Exercise prompt: Would you print the listing that follows exactly, but without its pictures?

⁂

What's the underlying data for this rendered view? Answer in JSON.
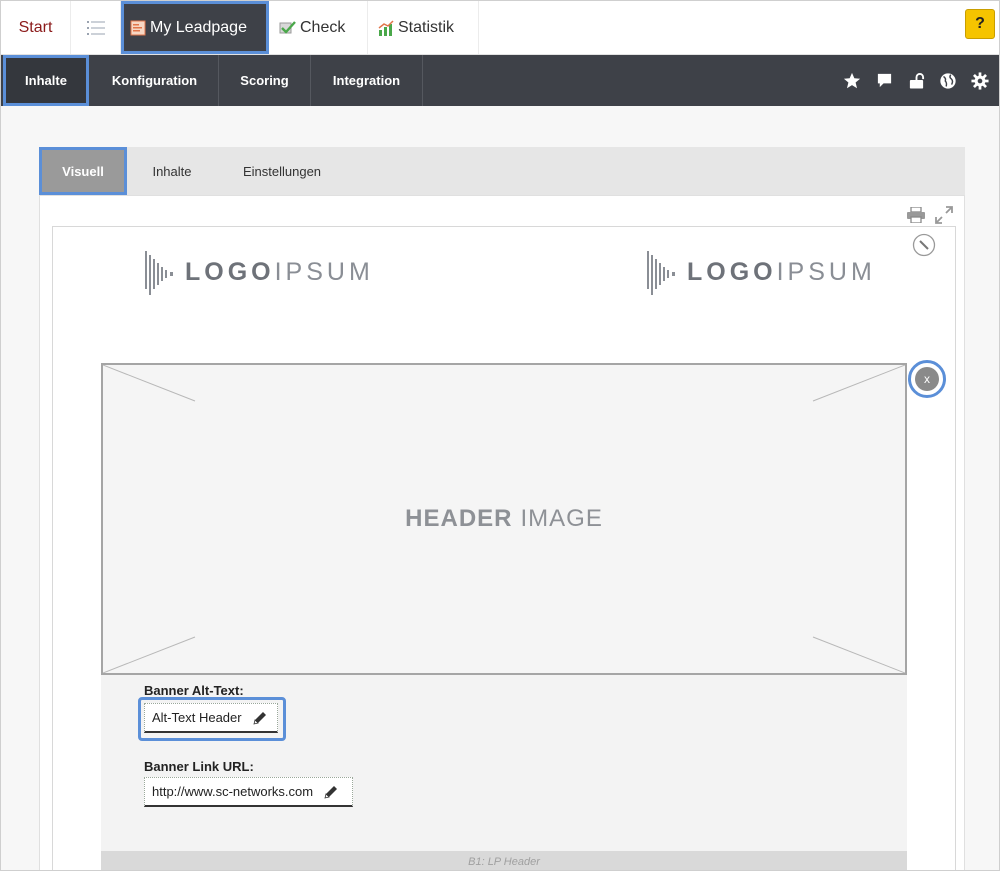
{
  "topnav": {
    "start": "Start",
    "leadpage": "My Leadpage",
    "check": "Check",
    "statistik": "Statistik",
    "help": "?"
  },
  "subnav": {
    "tabs": [
      "Inhalte",
      "Konfiguration",
      "Scoring",
      "Integration"
    ],
    "icons": [
      "star-icon",
      "comment-icon",
      "unlock-icon",
      "globe-icon",
      "gear-icon"
    ]
  },
  "panel": {
    "tabs": [
      "Visuell",
      "Inhalte",
      "Einstellungen"
    ]
  },
  "canvas": {
    "logo_bold": "LOGO",
    "logo_light": "IPSUM",
    "header_bold": "HEADER",
    "header_light": "IMAGE",
    "close": "x",
    "alt_label": "Banner Alt-Text:",
    "alt_value": "Alt-Text Header",
    "url_label": "Banner Link URL:",
    "url_value": "http://www.sc-networks.com",
    "footer": "B1: LP Header"
  },
  "colors": {
    "nav_dark": "#3e4148",
    "highlight": "#5b8fd8",
    "help": "#f5c400",
    "start": "#8b1a1a"
  }
}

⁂

Exercise solution:
What's the underlying data for this rendered view? Answer in JSON.
{
  "topnav": {
    "start": "Start",
    "leadpage": "My Leadpage",
    "check": "Check",
    "statistik": "Statistik",
    "help": "?"
  },
  "subnav": {
    "tabs": [
      "Inhalte",
      "Konfiguration",
      "Scoring",
      "Integration"
    ],
    "icons": [
      "star-icon",
      "comment-icon",
      "unlock-icon",
      "globe-icon",
      "gear-icon"
    ]
  },
  "panel": {
    "tabs": [
      "Visuell",
      "Inhalte",
      "Einstellungen"
    ]
  },
  "canvas": {
    "logo_bold": "LOGO",
    "logo_light": "IPSUM",
    "header_bold": "HEADER",
    "header_light": "IMAGE",
    "close": "x",
    "alt_label": "Banner Alt-Text:",
    "alt_value": "Alt-Text Header",
    "url_label": "Banner Link URL:",
    "url_value": "http://www.sc-networks.com",
    "footer": "B1: LP Header"
  },
  "colors": {
    "nav_dark": "#3e4148",
    "highlight": "#5b8fd8",
    "help": "#f5c400",
    "start": "#8b1a1a"
  }
}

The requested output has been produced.